5* Historical fiction engagingly presented for reasons described.

The Thin Gray Line

The Thin Gray Line ISBN: 9781098740139 assumed published, copyright and written by Michael Kenneth Smith.

This is a story of the Civil War between the states of the newly expanding democracy. The protagonist, Luke Pettigrew was little more than a boy when he is forced to leave his home on a hardscrabble farm in Tennessee by his seemingly uncaring father. He joins the confederate Army, is severely injured and attempts to make it home, when Clyde, a trader, finds him struggling, lifts him into his wagon and gives him a ride to his burned-out home a short distance from his own. Worried about him, he returns to find Luke passed out, takes him to his home where, with Joanie his wife’s help, he removes the partially destroyed leg above the knee because any medical help is at least 50 miles away and he won’t be able to make it alive. As he begins to recover, Clyde’s young sons Timmy and Tommy start asking him questions and he tells them his story. Luke had been assigned to the Ambulance Corps where he had met Col. Bedford Forrest, had performed heroically in battle, had fought at Shiloh, had joined Jeb Stuart where his horse had been shot from under him resulting in the badly injured leg that had required amputation. From this initial activity, Luke continues an interesting and quite serendipitous journey through the war-torn south as he engages in numerous activities dictated by the time and his abilities – care of the wounded as well as amputees specifically, a group with communicable disease, racial concerns, impact of the war on social relationships and more. The characters include several important and even notorious figures of the time as well as a number of fictional heritage.

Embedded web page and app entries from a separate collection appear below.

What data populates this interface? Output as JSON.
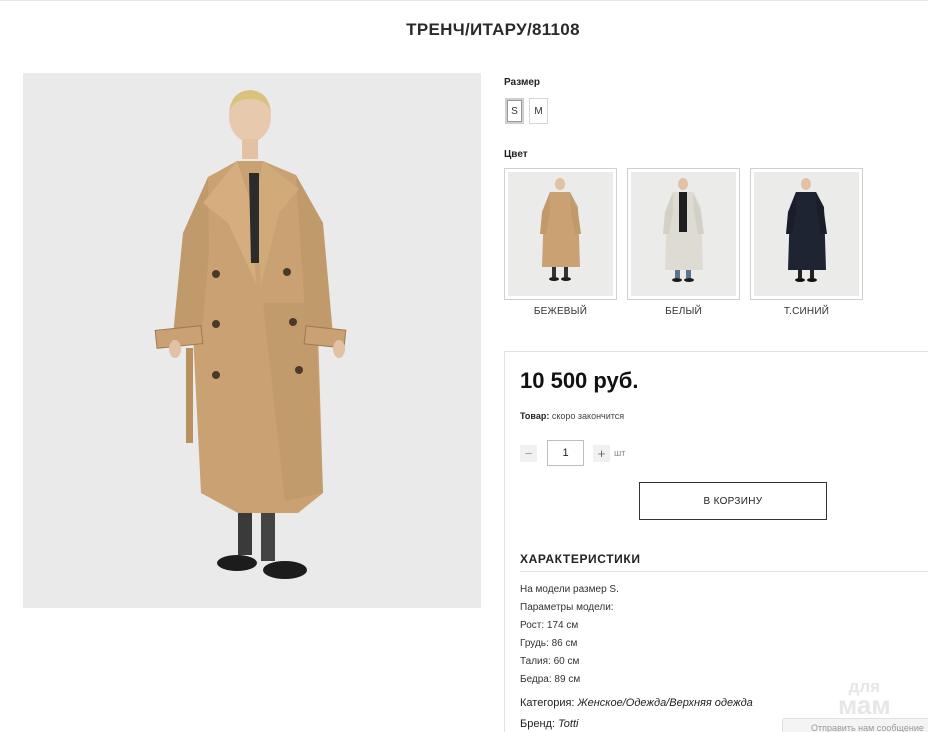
{
  "product": {
    "title": "ТРЕНЧ/ИТАРУ/81108"
  },
  "size": {
    "label": "Размер",
    "options": [
      "S",
      "M"
    ],
    "selected": "S"
  },
  "color": {
    "label": "Цвет",
    "options": [
      {
        "name": "БЕЖЕВЫЙ",
        "coat": "#c9a173"
      },
      {
        "name": "БЕЛЫЙ",
        "coat": "#dedcd2"
      },
      {
        "name": "Т.СИНИЙ",
        "coat": "#1f2433"
      }
    ]
  },
  "purchase": {
    "price": "10 500 руб.",
    "stock_label": "Товар:",
    "stock_value": "скоро закончится",
    "quantity": "1",
    "unit": "шт",
    "cart_label": "В КОРЗИНУ"
  },
  "characteristics": {
    "title": "ХАРАКТЕРИСТИКИ",
    "lines": [
      "На модели размер S.",
      "Параметры модели:",
      "Рост: 174 см",
      "Грудь: 86 см",
      "Талия: 60 см",
      "Бедра: 89 см"
    ],
    "category_label": "Категория:",
    "category_value": "Женское/Одежда/Верхняя одежда",
    "brand_label": "Бренд:",
    "brand_value": "Totti"
  },
  "watermark": {
    "line1": "для",
    "line2": "мам"
  },
  "notify_text": "Отправить нам сообщение",
  "colors": {
    "coat_main": "#c9a173",
    "photo_bg": "#ebeaea",
    "border": "#e2e2e2"
  }
}
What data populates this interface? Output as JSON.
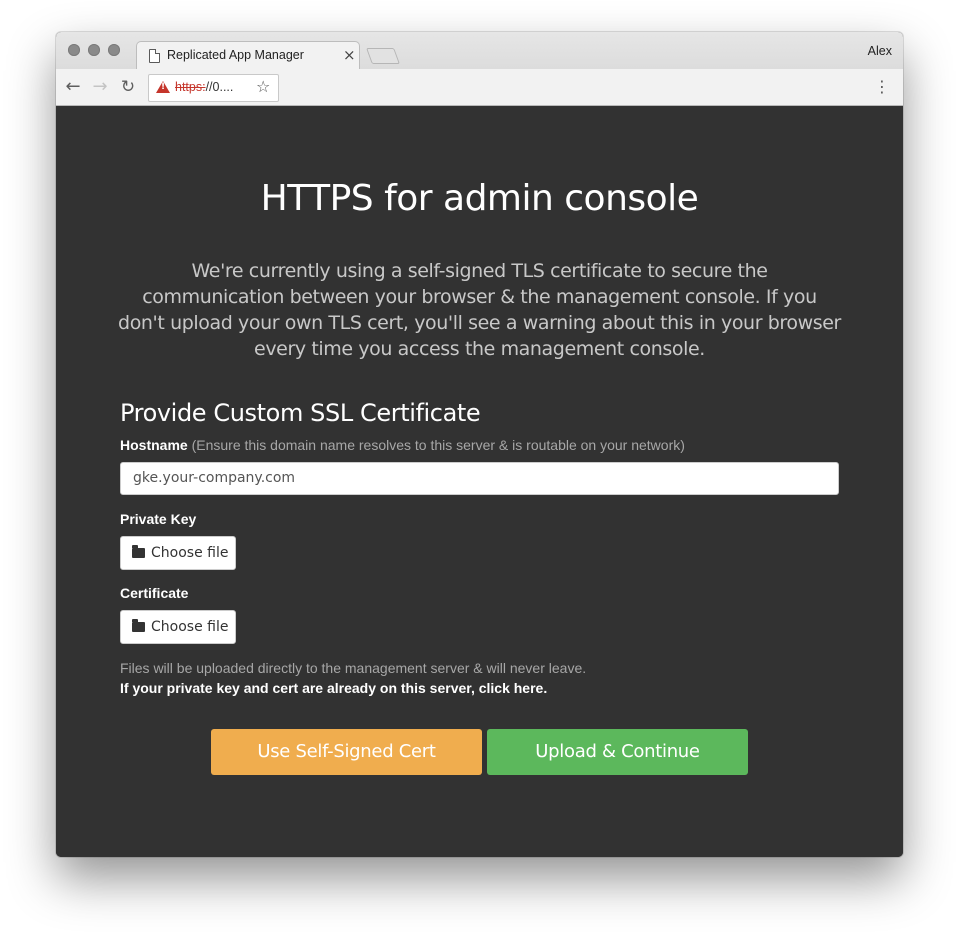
{
  "browser": {
    "tab_title": "Replicated App Manager",
    "tab_close": "×",
    "profile_name": "Alex",
    "url_scheme": "https:",
    "url_rest": "//0....",
    "icons": [
      "back-arrow-icon",
      "forward-arrow-icon",
      "reload-icon",
      "not-secure-warning-icon",
      "bookmark-star-icon",
      "menu-dots-icon"
    ]
  },
  "page": {
    "title": "HTTPS for admin console",
    "intro": "We're currently using a self-signed TLS certificate to secure the communication between your browser & the management console. If you don't upload your own TLS cert, you'll see a warning about this in your browser every time you access the management console.",
    "section_title": "Provide Custom SSL Certificate",
    "hostname": {
      "label": "Hostname",
      "hint": "(Ensure this domain name resolves to this server & is routable on your network)",
      "value": "gke.your-company.com"
    },
    "private_key": {
      "label": "Private Key",
      "button": "Choose file"
    },
    "certificate": {
      "label": "Certificate",
      "button": "Choose file"
    },
    "upload_note": "Files will be uploaded directly to the management server & will never leave.",
    "server_link": "If your private key and cert are already on this server, click here.",
    "buttons": {
      "self_signed": "Use Self-Signed Cert",
      "upload": "Upload & Continue"
    }
  },
  "colors": {
    "page_bg": "#323232",
    "self_signed_button": "#f0ad4e",
    "upload_button": "#5cb85c",
    "insecure_red": "#c5352b"
  }
}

Discussion: Although presented as a most interesting fictional tale with appealing characters, the author has set forth a fascinating history of some of the first and little known successful attempts made to supply functional artificial limbs to amputees. A man by the name of James Hanger initiated the procedures and lived until 1919 but his company continues today “as a world-wide leader in the development and manufacture of prosthetic devices with branches around the world. During WW I, the company received contracts from the U.K. and France and vaulted them to the top of their field where they remain today.” The only unfortunate aspects of the story are the manner in which the proof readers have let the author down and just a passing but haunting thought of what happened to Luke’s ‘long-sustaining true love’.

5* Heart-warming Civil War tale providing interesting historical details.